118 WallyPower is a 118-foot (36 m) luxury motor yacht with a maximum speed of 60 knots (70 mph, 110 km/h) produced by Wally Yachts. The yacht is narrow and angular in design with black glass housing, driven by three Vericor TF50 gas turbines generating 5,600 horsepower (4,200 kW), each driving a Rolls-Royce Kamewa water jet, two steerable outboard and a non-steering booster on the centerline. The steerable water jets also have a diesel engine input for a 370 hp (280 kW) Cummins diesel, thus making the ship a Combined Diesel or Gas Turbine (CODOG) configured vessel. The total power output is 16,800 horsepower (12,500 kW). One 118 WallyPower has been constructed and it is owned by the Kondakji family.

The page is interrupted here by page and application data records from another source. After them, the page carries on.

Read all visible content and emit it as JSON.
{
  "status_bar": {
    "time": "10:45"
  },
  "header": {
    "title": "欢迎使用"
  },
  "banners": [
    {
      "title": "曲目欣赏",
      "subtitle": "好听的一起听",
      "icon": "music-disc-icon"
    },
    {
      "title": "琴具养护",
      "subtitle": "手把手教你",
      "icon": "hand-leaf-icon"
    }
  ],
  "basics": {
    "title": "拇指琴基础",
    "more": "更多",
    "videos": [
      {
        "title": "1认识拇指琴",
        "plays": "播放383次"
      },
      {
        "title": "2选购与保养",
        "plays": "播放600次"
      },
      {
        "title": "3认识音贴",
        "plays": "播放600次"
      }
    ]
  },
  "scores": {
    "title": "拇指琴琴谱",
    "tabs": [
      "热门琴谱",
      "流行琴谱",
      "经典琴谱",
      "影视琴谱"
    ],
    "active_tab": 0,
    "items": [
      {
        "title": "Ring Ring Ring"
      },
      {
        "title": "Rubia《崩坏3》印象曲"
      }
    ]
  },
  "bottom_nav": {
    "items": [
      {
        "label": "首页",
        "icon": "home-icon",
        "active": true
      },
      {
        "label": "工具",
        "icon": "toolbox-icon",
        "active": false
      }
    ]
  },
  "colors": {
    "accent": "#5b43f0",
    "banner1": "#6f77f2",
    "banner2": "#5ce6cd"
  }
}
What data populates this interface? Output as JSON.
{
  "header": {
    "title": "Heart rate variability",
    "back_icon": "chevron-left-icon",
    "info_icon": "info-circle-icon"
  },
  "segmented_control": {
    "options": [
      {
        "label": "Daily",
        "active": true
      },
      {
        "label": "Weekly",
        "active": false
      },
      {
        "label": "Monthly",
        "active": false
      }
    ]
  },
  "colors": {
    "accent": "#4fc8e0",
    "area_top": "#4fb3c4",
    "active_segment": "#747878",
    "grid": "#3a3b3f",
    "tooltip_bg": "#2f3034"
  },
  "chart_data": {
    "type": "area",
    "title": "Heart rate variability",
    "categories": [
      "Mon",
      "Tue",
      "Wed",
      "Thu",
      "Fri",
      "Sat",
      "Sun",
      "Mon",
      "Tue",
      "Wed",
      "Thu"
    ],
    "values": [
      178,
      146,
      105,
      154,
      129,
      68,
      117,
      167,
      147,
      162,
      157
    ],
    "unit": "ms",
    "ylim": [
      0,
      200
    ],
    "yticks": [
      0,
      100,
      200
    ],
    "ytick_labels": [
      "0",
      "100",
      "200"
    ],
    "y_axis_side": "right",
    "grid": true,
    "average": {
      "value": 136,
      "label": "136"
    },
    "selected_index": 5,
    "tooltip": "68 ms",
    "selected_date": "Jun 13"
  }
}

The hull of the 118 WallyPower is the result of an extensive R&D program including tank testing at the SSPA facility in Gothenburg, Sweden, and smoke testing in the Ferrari Wind Tunnel Facility in Maranello, Italy. It is stable at speed as a result of the deep V (22 degrees) hull shape and a straight stem bow designed to pierce waves.
The air inlets of the gas turbines were optimised to minimise any turbulence and back flow of the exhaust gas on deck and living areas. The bottom of the hull is solid fibreglass. Topsides, from the waterline up, are hybrid fibreglass/carbon composite with balsa core. The deck is a Nomex/full carbon composite. The deck superstructure is made of a carbon frame to which glass panels are glued. The glass is composed of Lexan and a triple laminate of glass. The interior bulkheads and cabin soles carry no structural loads, so they are made of thin wood and laminate veneer skins with cores. The bath fixtures and dining tables are made from carbon composites to reduce weight.
The paint finish is metallic dark green, and changes reflections and colour depending on the light and landscape. The 118's deck, cockpit, navigation, dining and saloon areas have been designed as one continuous element. The open space incorporates three areas, from stern to bow: the saloon, the dining/seating area, and the navigation cockpit. There is a 360-degree view from the dining area. Underneath the 8-place dining table is a skylight which illuminates the lower corridor. The dining and lounge cockpit is forward of the superstructure for privacy, and away from the heat of engines. Two fore dining tables can be mechanically lowered into place in the bow. The deck of the Wally 118 has a hidden crane and compartment for a tender. The boat also features 6 plasma screen TVs.
Inside, the owner’s stateroom is forward, lighted by a top skylight, and has a king-size bed and side cabinets and his and hers en-suite bathrooms. Two identical guest cabins have queen-size beds and en-suite bathrooms. The stainless steel galley (kitchen), which includes the crew mess, has an oven, stove, television, and refrigerators.
The price of the 118 Wallypower is US$33 million for the triple gas turbine version, or $22 million for twin diesels. It has a range of 1,500 nautical miles (2,800 km) at 9 knots (17 km/h), or 300 nautical miles (560 km) at 60 knots (110 km/h). Fuel capacity is 22,000 liters (5800 US gallons). At the maximum speed of 60 knots (110 km/h) the gas turbine uses 15 US gallons / 58 liters of fuel per nautical mile, 900 gallons / 3500 liters per hour. The boat displaces only 95 tons because of the sophisticated building technology that uses a hybrid structure to save weight, and can accommodate six guests and six crew.
The 118 WallyPower won the MYDA, Millennium Yacht Design Award, organised by Seatec (the yachting and shipping technology show of Carrarafiere) for the "Layout of the Third Millennium." It was the sole boat in the San Francisco Museum of Modern Art architecture and design exhibition (2004/5), 'Glamour: Fabricating Affluence'.